→ **WHAT TO DO**
Search the records for the word "bilmirəm" and copy every line in which it occurs.

▽

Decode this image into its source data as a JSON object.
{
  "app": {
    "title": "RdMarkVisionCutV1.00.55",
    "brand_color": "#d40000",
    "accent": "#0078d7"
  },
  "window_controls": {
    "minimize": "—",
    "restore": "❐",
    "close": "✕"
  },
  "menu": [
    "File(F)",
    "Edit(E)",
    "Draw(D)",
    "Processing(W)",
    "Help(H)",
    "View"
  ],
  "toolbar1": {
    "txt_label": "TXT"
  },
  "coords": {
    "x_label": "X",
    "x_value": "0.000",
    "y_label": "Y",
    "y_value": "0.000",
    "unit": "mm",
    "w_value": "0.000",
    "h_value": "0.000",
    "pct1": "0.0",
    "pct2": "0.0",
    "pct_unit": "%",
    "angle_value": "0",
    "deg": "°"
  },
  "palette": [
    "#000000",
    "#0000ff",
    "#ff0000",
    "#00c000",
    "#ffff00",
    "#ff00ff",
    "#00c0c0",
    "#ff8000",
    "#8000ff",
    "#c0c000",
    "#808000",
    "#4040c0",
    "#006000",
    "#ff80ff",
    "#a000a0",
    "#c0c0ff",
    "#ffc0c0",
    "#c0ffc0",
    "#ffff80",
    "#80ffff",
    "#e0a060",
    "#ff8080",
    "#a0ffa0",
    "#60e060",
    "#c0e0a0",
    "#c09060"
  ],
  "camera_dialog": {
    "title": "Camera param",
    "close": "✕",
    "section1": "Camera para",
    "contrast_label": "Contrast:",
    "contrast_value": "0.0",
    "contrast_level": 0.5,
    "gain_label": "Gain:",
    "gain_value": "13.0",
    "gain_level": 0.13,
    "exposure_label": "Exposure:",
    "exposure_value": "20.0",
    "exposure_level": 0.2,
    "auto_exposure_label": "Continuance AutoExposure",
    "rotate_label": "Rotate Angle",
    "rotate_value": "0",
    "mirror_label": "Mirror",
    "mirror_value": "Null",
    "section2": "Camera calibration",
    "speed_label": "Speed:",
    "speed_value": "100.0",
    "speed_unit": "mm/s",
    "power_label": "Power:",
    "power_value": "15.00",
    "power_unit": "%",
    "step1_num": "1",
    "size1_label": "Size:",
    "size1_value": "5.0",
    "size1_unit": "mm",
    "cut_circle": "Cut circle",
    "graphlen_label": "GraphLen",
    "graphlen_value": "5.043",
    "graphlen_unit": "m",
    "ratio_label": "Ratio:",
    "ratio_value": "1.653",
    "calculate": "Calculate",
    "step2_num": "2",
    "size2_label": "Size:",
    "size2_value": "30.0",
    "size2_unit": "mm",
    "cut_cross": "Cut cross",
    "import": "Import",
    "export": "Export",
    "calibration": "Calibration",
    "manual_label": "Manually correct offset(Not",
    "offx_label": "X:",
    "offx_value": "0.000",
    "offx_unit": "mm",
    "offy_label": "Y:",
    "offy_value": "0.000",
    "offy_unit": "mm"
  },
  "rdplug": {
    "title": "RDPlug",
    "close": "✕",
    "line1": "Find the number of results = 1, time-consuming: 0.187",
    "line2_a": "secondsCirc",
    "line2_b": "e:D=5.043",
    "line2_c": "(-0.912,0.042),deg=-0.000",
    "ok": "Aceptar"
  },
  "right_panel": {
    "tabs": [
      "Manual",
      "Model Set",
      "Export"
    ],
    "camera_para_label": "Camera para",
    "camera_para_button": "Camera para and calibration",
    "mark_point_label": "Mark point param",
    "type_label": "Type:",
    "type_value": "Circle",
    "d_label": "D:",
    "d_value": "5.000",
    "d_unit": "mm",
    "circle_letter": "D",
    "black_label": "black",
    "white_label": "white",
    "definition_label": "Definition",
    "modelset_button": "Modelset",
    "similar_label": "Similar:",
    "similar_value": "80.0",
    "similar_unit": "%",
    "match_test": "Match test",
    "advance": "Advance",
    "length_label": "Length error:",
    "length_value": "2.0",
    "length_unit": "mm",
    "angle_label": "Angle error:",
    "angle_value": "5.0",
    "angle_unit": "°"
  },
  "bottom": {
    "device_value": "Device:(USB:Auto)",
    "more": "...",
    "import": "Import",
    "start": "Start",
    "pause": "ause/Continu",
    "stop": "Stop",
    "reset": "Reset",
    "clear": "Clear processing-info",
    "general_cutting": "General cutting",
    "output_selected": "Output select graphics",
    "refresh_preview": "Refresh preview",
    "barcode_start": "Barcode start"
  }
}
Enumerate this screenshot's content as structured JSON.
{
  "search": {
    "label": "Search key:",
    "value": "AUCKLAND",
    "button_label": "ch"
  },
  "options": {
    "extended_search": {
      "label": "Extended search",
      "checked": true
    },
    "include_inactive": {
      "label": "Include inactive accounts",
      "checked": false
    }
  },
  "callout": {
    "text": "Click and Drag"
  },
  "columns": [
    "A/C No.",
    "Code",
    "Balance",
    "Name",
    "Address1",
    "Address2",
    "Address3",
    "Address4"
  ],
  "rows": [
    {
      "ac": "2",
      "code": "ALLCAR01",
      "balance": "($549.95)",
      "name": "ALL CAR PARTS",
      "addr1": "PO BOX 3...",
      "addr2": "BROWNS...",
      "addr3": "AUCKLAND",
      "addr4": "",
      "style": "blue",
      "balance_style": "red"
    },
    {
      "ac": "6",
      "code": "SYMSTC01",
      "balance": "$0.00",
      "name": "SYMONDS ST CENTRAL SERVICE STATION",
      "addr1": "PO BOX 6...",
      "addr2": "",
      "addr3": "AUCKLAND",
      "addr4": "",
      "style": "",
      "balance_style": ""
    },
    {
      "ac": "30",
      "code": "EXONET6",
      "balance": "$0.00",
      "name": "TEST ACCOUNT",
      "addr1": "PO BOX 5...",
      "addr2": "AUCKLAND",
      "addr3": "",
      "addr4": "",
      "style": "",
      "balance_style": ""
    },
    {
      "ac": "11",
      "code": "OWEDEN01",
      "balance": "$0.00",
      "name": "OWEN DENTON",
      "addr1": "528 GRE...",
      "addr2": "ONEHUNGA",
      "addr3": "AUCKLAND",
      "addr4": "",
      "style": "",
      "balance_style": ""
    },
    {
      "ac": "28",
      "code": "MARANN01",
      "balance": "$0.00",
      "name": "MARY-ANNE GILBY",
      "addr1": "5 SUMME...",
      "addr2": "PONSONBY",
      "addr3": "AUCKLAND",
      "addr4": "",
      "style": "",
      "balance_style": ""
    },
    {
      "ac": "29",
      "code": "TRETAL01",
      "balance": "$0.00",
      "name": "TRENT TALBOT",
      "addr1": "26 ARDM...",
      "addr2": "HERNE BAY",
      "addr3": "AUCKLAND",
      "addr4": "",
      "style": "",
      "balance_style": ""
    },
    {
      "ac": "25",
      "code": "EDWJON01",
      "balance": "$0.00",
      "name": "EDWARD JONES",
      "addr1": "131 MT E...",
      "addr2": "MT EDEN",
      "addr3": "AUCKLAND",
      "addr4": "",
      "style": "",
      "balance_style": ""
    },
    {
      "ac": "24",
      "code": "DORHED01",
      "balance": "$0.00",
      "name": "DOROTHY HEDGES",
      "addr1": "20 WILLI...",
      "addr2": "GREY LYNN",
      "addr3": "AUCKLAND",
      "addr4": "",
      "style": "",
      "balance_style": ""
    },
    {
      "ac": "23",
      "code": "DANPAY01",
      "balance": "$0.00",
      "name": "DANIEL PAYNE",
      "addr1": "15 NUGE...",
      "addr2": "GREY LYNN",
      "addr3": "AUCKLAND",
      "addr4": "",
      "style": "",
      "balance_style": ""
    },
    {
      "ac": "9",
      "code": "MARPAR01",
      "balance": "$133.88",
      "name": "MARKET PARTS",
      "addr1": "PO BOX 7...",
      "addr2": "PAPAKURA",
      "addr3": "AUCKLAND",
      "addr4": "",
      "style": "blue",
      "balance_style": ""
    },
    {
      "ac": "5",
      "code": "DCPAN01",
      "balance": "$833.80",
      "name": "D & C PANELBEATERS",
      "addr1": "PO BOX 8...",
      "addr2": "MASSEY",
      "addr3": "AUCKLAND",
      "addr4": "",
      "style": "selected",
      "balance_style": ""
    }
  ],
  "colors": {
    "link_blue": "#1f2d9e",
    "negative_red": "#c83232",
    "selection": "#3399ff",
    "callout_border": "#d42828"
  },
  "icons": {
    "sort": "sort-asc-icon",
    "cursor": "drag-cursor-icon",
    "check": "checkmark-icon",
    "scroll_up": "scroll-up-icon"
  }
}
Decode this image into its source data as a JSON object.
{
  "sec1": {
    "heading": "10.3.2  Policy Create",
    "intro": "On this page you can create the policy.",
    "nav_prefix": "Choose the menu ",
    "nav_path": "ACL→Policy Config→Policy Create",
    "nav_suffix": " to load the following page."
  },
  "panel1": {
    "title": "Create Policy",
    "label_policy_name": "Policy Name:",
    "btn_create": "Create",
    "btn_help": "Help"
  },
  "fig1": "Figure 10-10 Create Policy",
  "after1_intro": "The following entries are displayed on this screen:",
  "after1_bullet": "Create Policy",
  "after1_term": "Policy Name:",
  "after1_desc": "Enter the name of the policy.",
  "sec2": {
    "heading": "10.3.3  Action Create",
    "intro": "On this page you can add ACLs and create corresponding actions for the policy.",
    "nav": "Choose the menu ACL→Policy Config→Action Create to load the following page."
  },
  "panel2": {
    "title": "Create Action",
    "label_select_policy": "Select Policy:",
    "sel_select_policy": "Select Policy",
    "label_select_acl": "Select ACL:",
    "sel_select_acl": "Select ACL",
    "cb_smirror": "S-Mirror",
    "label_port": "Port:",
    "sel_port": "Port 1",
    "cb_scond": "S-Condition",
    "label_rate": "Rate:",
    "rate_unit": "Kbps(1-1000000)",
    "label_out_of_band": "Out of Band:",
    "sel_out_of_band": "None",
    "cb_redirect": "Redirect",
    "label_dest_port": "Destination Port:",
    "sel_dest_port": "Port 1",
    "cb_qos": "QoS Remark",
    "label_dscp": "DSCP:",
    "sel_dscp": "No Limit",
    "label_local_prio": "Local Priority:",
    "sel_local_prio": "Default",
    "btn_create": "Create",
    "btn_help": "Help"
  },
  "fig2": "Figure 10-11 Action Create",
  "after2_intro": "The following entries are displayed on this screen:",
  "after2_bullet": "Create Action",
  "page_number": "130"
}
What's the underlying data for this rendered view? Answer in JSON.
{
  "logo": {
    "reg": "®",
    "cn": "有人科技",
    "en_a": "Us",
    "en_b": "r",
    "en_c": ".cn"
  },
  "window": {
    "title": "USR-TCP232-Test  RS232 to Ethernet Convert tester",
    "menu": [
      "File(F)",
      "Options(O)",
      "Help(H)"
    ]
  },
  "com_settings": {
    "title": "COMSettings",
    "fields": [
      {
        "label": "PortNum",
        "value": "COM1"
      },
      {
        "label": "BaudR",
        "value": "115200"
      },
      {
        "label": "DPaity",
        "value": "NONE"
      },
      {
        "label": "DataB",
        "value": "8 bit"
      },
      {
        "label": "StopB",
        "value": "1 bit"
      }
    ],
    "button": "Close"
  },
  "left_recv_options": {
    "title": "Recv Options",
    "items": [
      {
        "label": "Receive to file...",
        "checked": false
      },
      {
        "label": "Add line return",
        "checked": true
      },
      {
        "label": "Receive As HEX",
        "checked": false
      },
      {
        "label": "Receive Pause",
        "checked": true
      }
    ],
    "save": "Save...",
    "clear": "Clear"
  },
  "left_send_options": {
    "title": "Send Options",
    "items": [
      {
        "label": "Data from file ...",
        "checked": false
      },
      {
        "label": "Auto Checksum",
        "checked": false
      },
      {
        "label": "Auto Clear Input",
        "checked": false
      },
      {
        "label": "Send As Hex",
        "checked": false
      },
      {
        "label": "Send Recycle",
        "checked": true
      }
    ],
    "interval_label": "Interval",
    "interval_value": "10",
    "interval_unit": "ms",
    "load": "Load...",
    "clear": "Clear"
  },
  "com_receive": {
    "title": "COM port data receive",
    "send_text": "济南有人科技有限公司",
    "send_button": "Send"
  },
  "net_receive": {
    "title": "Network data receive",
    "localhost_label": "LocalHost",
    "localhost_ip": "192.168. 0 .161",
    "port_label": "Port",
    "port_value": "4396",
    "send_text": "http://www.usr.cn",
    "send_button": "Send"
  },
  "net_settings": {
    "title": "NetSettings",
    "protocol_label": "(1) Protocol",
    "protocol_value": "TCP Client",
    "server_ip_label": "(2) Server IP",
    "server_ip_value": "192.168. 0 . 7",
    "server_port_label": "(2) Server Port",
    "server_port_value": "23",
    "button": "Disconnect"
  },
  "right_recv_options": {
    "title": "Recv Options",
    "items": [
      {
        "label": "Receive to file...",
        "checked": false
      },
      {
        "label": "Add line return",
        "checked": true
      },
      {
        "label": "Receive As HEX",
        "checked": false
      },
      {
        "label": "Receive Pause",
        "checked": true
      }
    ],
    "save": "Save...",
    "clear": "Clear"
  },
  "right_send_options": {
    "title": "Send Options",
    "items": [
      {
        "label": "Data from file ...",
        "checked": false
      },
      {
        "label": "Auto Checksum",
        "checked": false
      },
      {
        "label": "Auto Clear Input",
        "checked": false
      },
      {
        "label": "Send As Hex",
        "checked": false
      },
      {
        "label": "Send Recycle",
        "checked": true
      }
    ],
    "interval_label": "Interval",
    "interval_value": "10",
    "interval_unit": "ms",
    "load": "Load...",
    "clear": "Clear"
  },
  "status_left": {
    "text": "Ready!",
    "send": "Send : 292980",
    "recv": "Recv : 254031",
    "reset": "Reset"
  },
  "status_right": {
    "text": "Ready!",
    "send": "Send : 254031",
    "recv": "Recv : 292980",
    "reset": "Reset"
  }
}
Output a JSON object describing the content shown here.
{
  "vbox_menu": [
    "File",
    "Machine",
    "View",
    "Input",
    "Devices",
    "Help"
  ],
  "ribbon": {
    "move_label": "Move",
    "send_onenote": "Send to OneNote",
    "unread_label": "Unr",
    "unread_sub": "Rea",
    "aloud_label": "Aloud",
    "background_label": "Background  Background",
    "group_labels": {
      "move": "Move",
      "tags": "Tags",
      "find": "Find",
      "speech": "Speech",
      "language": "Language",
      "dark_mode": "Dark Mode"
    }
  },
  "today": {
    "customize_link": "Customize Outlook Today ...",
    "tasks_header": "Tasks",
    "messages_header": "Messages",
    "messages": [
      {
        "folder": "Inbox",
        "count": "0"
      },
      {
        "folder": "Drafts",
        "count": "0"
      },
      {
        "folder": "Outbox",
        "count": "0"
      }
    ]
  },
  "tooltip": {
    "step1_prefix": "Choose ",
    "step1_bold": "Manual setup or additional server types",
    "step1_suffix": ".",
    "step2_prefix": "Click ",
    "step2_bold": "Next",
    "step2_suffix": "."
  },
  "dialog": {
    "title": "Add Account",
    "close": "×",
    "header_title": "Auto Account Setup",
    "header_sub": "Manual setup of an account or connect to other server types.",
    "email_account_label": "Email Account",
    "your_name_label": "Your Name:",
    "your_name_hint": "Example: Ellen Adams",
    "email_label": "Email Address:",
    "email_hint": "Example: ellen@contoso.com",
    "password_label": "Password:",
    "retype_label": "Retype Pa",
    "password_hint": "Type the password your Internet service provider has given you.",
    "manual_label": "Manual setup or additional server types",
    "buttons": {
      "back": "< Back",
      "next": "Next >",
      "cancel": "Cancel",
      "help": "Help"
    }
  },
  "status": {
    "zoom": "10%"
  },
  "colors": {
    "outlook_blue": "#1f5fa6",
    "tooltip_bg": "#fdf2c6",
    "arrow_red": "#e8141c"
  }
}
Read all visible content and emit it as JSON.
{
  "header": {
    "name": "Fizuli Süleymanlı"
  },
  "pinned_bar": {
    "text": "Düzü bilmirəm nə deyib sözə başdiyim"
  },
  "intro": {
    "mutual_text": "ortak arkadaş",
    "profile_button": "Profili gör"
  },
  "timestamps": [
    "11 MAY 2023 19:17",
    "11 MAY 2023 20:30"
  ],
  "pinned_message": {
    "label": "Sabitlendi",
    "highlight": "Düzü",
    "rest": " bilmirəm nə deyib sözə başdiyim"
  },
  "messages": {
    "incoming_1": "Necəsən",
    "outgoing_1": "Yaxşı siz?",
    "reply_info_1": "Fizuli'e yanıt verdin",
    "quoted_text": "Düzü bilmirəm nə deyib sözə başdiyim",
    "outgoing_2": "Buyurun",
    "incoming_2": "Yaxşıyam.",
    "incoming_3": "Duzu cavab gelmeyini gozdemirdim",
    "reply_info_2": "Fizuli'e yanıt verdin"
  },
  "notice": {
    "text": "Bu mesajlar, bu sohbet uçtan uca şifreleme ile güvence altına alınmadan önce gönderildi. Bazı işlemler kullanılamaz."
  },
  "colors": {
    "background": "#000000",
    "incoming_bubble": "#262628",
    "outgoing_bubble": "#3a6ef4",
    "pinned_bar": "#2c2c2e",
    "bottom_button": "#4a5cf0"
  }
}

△

→ **ANSWER SECTION**
    "text": "Düzü bilmirəm nə deyib sözə başdiyim"
    "rest": " bilmirəm nə deyib sözə başdiyim"
    "quoted_text": "Düzü bilmirəm nə deyib sözə başdiyim",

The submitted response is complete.